TASK GOAL: Omit every picture. Return all other data as it stands.

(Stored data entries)

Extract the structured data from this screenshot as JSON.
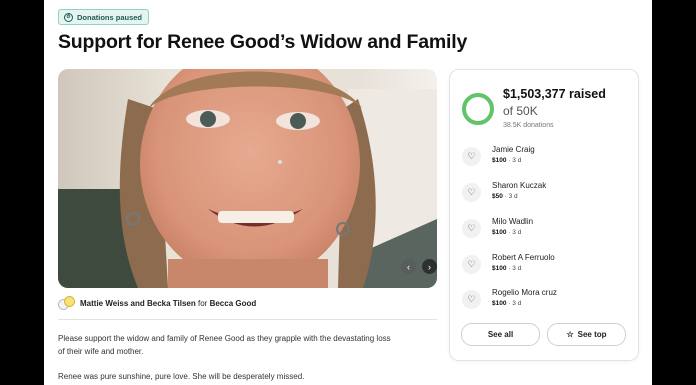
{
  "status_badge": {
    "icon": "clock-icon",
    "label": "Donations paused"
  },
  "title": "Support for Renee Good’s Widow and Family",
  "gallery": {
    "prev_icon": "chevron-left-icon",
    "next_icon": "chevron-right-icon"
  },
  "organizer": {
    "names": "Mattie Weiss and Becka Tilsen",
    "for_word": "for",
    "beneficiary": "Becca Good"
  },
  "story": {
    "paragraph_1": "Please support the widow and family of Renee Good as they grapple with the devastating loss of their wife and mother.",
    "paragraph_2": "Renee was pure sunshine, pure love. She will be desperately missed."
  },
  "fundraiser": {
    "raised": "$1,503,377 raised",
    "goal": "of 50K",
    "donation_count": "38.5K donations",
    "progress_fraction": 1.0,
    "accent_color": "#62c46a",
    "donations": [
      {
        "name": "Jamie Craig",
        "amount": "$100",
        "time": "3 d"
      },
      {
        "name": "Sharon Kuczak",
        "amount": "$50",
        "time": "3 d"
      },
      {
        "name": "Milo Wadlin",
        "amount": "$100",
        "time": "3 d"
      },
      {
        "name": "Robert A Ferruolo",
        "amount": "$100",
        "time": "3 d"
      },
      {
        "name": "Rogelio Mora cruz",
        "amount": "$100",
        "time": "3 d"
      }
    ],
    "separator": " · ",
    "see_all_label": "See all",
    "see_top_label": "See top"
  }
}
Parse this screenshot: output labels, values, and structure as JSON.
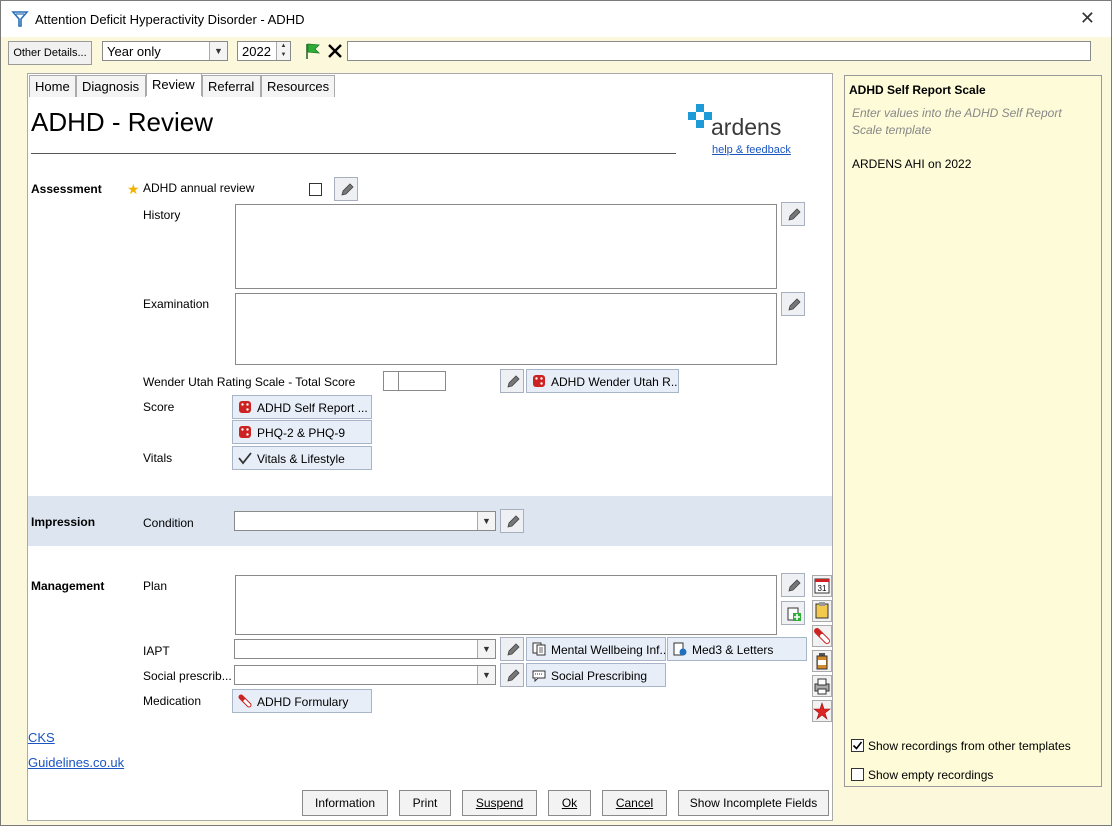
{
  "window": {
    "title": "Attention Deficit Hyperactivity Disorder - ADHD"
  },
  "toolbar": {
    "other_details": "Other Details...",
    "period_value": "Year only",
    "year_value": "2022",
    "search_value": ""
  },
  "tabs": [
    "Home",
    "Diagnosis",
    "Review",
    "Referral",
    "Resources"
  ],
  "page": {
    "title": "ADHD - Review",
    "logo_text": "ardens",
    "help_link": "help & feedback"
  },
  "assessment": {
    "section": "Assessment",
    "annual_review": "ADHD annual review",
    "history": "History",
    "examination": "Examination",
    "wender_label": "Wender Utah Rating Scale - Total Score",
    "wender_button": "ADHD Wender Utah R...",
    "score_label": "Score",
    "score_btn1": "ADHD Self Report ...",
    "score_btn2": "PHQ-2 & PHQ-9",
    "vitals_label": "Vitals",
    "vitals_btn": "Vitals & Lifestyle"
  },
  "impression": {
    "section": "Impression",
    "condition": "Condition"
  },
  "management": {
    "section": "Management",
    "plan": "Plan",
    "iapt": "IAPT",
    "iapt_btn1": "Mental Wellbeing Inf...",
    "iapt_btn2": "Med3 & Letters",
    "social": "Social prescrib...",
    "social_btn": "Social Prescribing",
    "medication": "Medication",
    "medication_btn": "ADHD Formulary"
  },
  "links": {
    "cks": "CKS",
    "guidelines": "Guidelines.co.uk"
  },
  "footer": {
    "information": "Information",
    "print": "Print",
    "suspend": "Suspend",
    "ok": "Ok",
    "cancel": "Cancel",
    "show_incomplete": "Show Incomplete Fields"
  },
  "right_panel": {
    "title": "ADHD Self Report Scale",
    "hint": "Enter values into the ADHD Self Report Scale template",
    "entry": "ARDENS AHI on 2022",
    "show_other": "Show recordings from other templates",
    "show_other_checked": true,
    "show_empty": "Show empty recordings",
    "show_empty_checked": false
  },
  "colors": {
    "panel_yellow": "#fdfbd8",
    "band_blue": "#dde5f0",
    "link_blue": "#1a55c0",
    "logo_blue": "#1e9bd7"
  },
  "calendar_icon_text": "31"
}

ANSWER BOX:
Extract the structured data from this screenshot as JSON.
{
  "status_badge": {
    "icon": "clock-icon",
    "label": "Donations paused"
  },
  "title": "Support for Renee Good’s Widow and Family",
  "gallery": {
    "prev_icon": "chevron-left-icon",
    "next_icon": "chevron-right-icon"
  },
  "organizer": {
    "names": "Mattie Weiss and Becka Tilsen",
    "for_word": "for",
    "beneficiary": "Becca Good"
  },
  "story": {
    "paragraph_1": "Please support the widow and family of Renee Good as they grapple with the devastating loss of their wife and mother.",
    "paragraph_2": "Renee was pure sunshine, pure love. She will be desperately missed."
  },
  "fundraiser": {
    "raised": "$1,503,377 raised",
    "goal": "of 50K",
    "donation_count": "38.5K donations",
    "progress_fraction": 1.0,
    "accent_color": "#62c46a",
    "donations": [
      {
        "name": "Jamie Craig",
        "amount": "$100",
        "time": "3 d"
      },
      {
        "name": "Sharon Kuczak",
        "amount": "$50",
        "time": "3 d"
      },
      {
        "name": "Milo Wadlin",
        "amount": "$100",
        "time": "3 d"
      },
      {
        "name": "Robert A Ferruolo",
        "amount": "$100",
        "time": "3 d"
      },
      {
        "name": "Rogelio Mora cruz",
        "amount": "$100",
        "time": "3 d"
      }
    ],
    "separator": " · ",
    "see_all_label": "See all",
    "see_top_label": "See top"
  }
}
Parse this screenshot: output labels, values, and structure as JSON.
{
  "window": {
    "title": "Attention Deficit Hyperactivity Disorder - ADHD"
  },
  "toolbar": {
    "other_details": "Other Details...",
    "period_value": "Year only",
    "year_value": "2022",
    "search_value": ""
  },
  "tabs": [
    "Home",
    "Diagnosis",
    "Review",
    "Referral",
    "Resources"
  ],
  "page": {
    "title": "ADHD - Review",
    "logo_text": "ardens",
    "help_link": "help & feedback"
  },
  "assessment": {
    "section": "Assessment",
    "annual_review": "ADHD annual review",
    "history": "History",
    "examination": "Examination",
    "wender_label": "Wender Utah Rating Scale - Total Score",
    "wender_button": "ADHD Wender Utah R...",
    "score_label": "Score",
    "score_btn1": "ADHD Self Report ...",
    "score_btn2": "PHQ-2 & PHQ-9",
    "vitals_label": "Vitals",
    "vitals_btn": "Vitals & Lifestyle"
  },
  "impression": {
    "section": "Impression",
    "condition": "Condition"
  },
  "management": {
    "section": "Management",
    "plan": "Plan",
    "iapt": "IAPT",
    "iapt_btn1": "Mental Wellbeing Inf...",
    "iapt_btn2": "Med3 & Letters",
    "social": "Social prescrib...",
    "social_btn": "Social Prescribing",
    "medication": "Medication",
    "medication_btn": "ADHD Formulary"
  },
  "links": {
    "cks": "CKS",
    "guidelines": "Guidelines.co.uk"
  },
  "footer": {
    "information": "Information",
    "print": "Print",
    "suspend": "Suspend",
    "ok": "Ok",
    "cancel": "Cancel",
    "show_incomplete": "Show Incomplete Fields"
  },
  "right_panel": {
    "title": "ADHD Self Report Scale",
    "hint": "Enter values into the ADHD Self Report Scale template",
    "entry": "ARDENS AHI on 2022",
    "show_other": "Show recordings from other templates",
    "show_other_checked": true,
    "show_empty": "Show empty recordings",
    "show_empty_checked": false
  },
  "colors": {
    "panel_yellow": "#fdfbd8",
    "band_blue": "#dde5f0",
    "link_blue": "#1a55c0",
    "logo_blue": "#1e9bd7"
  },
  "calendar_icon_text": "31"
}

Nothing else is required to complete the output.